Re: Black cabs are extortionate
Actually this may what the London authorities subconsciously want. If cab prices were more affordable the number of vehicle miles in London would increase and the road speed drop from 7 to 4.5 mph.
System x not involved then?
Presumably System X servers are not in the Chinese critical chain?
I beg to differ, this offer must be genuine because the seller has excellent Ebay feedback
The users' personal info database should be stored in a distributed way, so that the distributed pieces can only be stitched together in an interactive session that takes a certain amount of time.
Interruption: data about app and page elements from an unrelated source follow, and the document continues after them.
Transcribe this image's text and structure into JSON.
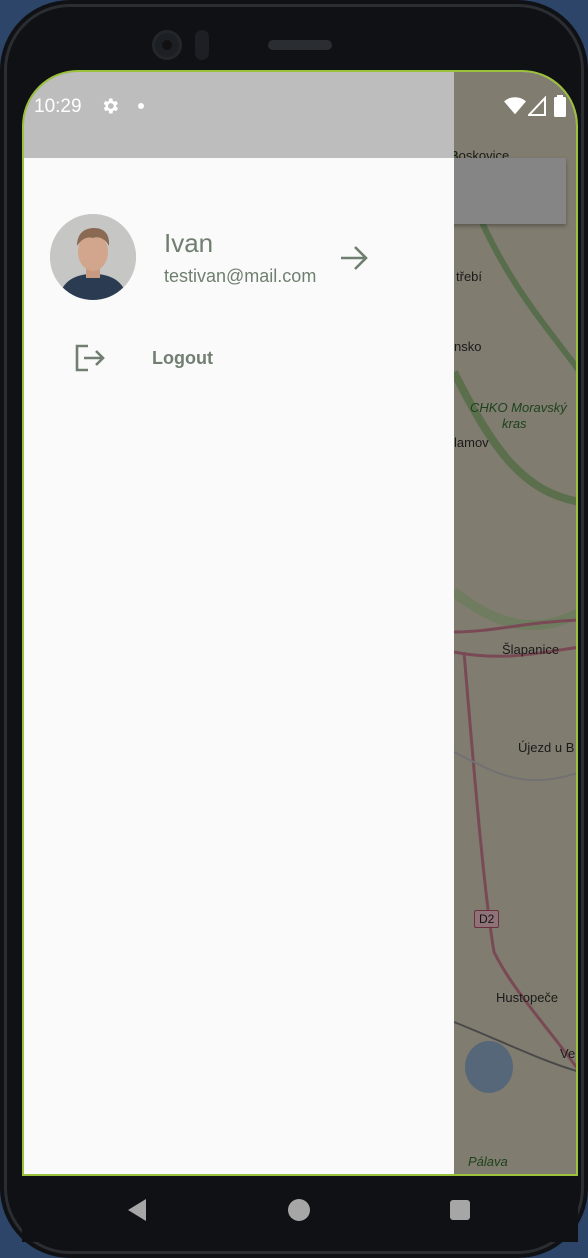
{
  "status_bar": {
    "time": "10:29",
    "icons": [
      "gear-icon",
      "dot-icon",
      "wifi-icon",
      "signal-icon",
      "battery-icon"
    ]
  },
  "drawer": {
    "user": {
      "name": "Ivan",
      "email": "testivan@mail.com",
      "avatar": "avatar-photo"
    },
    "items": [
      {
        "label": "Logout",
        "icon": "logout-icon"
      }
    ]
  },
  "map": {
    "labels": [
      "Boskovice",
      "třebí",
      "nsko",
      "CHKO Moravský",
      "kras",
      "lamov",
      "Šlapanice",
      "Újezd u B",
      "Hustopeče",
      "Ve",
      "Pálava"
    ],
    "road_badge": "D2",
    "search_close_icon": "close-icon"
  },
  "nav_bar": {
    "icons": [
      "back-icon",
      "home-icon",
      "recents-icon"
    ]
  },
  "colors": {
    "drawer_bg": "#fafafa",
    "accent_text": "#6f7f6f",
    "status_bar": "#bdbdbd",
    "screen_border": "#9bc03a"
  }
}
This way any purloining of personal info would have to be done painstakingly and interactively one-by-one, not by a bulk download that in Ebay's case seems to include all users' data neatly packaged.
Actually I am beginning to think there's a inside job element to this.
Electronic tickets please
So that you can buy ANY UK rail ticket, even for 1 stop, at last minute or during 1st 5 mins of journey on train grace period, keep favorite journeys on the app, include ticket for traveling partner, use GPS intelligently to prompt for the journey just starting, display ticket on demand to inspector.
Like I used in Switzerland years ago on holiday.
Etc etc etc.
To replace those silly machines that don't accept cash, take ages to print tickets and have queues or are out of order again.
Catch up, UK!
Is this not a bit like the 'remaining stock' on an Ebay item or an online shop?
When I ran an online shop site we only used to set this value to 10 or 20 then reset it once it hit zero.
As much to give the customers the feeling that stock of their item was not infinite, as to fool the competitors about our turnover!
Here's another one I prepared earlier
A large proportion of the cost of a satellite is the custom design and build. Is it not standard practice to build at least one identical spare alongside the original?
- Updated HIDDEN packet sniffer spy tech in MILLIONS of iPhones, iPads – expert
- Peak Apple: Mountain of 80 MILLION 'Air' iPhone 6s ordered
- BBC goes offline in MASSIVE COCKUP: Stephen Fry partly muzzled
- PROOF the Apple iPhone 6 rumor mill hype-gasm has reached its logical conclusion
- US judge: YES, cops or feds so can slurp an ENTIRE Gmail account